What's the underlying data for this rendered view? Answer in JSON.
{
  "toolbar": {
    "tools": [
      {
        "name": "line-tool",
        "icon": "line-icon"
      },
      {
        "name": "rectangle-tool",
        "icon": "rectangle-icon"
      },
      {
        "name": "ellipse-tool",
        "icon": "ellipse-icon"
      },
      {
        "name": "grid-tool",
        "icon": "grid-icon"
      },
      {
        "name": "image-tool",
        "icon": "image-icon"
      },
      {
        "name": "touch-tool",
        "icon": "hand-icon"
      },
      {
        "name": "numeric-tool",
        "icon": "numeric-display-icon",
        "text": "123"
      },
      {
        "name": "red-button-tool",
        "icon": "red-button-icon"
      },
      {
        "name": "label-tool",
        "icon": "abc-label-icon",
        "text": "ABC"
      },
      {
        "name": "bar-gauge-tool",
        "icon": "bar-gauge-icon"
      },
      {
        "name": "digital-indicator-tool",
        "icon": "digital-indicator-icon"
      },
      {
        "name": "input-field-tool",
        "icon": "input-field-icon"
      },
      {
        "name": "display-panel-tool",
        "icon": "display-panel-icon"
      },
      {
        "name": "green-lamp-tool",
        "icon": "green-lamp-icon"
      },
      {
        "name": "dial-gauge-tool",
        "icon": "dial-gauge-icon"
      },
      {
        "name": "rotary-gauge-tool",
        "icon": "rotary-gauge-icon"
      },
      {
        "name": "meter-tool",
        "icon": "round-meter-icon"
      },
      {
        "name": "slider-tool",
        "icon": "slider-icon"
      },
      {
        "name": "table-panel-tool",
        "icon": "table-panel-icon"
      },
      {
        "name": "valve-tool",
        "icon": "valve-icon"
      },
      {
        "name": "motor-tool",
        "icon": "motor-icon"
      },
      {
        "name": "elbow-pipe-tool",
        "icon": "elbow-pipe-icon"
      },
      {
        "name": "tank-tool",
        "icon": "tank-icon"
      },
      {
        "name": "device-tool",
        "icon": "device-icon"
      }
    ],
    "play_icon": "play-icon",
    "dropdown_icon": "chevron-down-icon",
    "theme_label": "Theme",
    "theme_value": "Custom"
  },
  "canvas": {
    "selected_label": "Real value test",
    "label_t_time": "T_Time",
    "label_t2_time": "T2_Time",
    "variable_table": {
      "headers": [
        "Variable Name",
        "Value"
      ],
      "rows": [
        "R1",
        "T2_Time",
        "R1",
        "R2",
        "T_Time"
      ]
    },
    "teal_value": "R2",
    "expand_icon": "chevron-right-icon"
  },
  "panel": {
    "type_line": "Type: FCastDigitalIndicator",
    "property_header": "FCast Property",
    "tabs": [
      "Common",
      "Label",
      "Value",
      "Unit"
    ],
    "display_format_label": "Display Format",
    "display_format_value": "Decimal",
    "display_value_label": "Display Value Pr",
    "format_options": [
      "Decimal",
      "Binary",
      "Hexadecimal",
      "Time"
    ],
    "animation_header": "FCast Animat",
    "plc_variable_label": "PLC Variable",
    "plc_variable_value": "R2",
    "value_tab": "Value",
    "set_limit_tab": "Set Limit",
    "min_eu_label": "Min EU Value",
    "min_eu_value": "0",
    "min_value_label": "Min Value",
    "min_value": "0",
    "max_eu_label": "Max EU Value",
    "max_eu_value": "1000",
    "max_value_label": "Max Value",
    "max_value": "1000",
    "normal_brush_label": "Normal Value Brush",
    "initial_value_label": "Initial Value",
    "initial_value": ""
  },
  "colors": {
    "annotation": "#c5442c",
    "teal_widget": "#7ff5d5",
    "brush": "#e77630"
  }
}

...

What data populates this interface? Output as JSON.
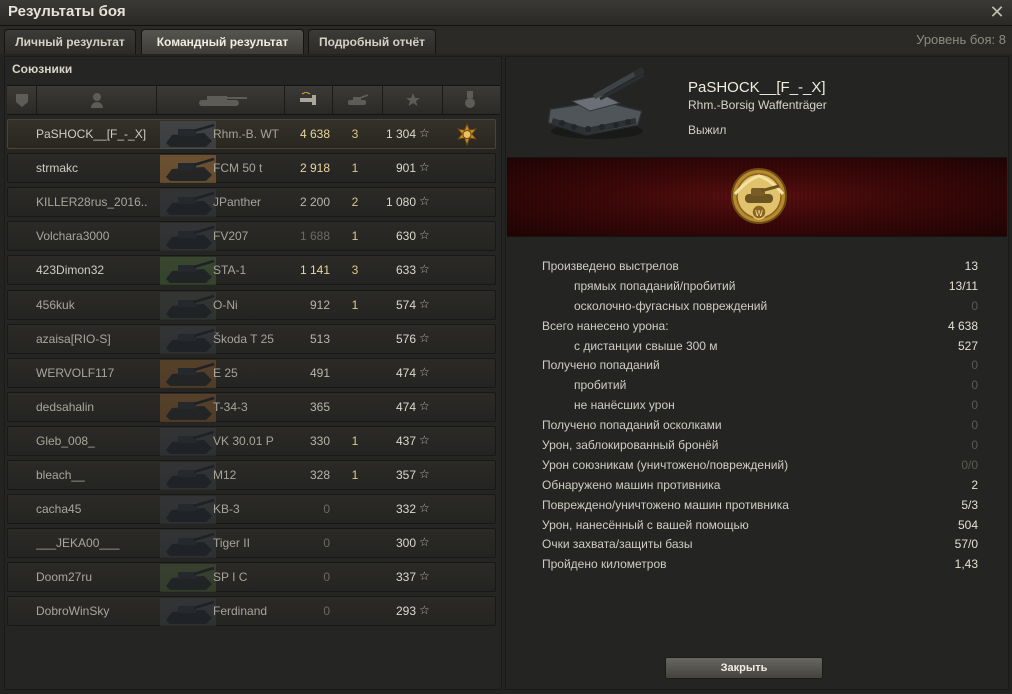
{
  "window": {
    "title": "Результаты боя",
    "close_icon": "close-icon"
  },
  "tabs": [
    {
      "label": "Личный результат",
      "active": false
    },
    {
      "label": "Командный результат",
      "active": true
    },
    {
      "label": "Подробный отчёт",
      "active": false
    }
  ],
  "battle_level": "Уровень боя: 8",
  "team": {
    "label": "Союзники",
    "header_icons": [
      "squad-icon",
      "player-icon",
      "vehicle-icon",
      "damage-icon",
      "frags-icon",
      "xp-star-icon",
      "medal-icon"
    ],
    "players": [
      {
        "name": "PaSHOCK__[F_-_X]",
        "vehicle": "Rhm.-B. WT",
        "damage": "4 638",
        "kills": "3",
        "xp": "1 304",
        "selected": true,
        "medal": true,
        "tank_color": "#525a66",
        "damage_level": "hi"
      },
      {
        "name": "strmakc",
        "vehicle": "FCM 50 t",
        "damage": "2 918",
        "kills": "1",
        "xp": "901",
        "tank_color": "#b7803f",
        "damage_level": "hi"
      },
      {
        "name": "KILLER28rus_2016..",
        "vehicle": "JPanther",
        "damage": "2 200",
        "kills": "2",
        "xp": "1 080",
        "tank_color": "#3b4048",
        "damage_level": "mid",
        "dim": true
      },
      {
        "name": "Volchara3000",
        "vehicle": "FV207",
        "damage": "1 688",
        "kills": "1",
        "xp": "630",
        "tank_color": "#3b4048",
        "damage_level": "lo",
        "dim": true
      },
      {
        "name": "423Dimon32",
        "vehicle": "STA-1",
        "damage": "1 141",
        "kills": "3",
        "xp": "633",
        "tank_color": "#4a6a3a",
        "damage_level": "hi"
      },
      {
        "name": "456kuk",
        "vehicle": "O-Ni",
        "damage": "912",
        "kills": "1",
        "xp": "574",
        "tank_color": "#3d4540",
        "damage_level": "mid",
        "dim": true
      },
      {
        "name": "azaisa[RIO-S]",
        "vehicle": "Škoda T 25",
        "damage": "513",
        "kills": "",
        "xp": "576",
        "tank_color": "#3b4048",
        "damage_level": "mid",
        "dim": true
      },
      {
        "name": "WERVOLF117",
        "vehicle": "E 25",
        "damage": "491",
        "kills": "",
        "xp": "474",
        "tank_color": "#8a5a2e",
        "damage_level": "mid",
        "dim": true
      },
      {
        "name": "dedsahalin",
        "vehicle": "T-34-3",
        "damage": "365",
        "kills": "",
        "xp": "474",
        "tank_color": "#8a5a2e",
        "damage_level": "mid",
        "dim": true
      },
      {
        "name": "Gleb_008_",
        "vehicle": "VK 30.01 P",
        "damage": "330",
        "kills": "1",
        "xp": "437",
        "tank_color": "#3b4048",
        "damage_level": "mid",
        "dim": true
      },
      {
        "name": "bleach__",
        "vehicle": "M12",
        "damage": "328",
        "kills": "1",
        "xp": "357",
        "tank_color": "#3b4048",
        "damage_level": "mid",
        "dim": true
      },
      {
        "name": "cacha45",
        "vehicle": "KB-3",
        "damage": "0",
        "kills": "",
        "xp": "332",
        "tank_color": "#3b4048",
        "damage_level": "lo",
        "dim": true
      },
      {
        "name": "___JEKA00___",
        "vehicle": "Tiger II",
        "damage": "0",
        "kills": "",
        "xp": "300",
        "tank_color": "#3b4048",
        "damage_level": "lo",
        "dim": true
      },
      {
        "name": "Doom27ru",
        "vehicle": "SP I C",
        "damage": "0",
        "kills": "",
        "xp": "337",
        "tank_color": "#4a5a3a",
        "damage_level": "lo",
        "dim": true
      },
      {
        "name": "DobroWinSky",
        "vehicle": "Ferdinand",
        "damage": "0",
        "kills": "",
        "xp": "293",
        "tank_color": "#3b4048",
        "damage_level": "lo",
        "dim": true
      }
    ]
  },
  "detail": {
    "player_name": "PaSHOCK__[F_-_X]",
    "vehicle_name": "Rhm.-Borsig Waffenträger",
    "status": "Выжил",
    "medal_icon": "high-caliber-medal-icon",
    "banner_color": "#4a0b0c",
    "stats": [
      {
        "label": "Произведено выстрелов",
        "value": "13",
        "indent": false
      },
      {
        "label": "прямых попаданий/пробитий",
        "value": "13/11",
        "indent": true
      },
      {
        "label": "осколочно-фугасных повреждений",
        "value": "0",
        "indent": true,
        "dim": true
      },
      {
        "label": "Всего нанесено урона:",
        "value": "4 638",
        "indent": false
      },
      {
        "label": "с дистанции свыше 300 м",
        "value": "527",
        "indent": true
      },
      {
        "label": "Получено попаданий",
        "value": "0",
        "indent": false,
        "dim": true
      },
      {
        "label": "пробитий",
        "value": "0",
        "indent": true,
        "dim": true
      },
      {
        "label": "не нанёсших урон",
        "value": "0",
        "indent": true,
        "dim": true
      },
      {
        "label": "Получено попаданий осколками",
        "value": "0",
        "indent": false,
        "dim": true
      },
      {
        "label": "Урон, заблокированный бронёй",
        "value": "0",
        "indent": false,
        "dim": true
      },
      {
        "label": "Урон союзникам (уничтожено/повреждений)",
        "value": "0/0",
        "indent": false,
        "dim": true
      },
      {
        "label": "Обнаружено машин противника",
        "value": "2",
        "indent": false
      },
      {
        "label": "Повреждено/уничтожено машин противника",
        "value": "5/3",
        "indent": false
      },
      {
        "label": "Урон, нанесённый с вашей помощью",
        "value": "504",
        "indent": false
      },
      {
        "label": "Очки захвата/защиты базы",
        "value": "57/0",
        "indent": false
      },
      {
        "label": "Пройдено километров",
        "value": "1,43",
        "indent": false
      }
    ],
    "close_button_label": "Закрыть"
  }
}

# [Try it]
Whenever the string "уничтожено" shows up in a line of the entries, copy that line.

# [Task response]
        "label": "Урон союзникам (уничтожено/повреждений)",
        "label": "Повреждено/уничтожено машин противника",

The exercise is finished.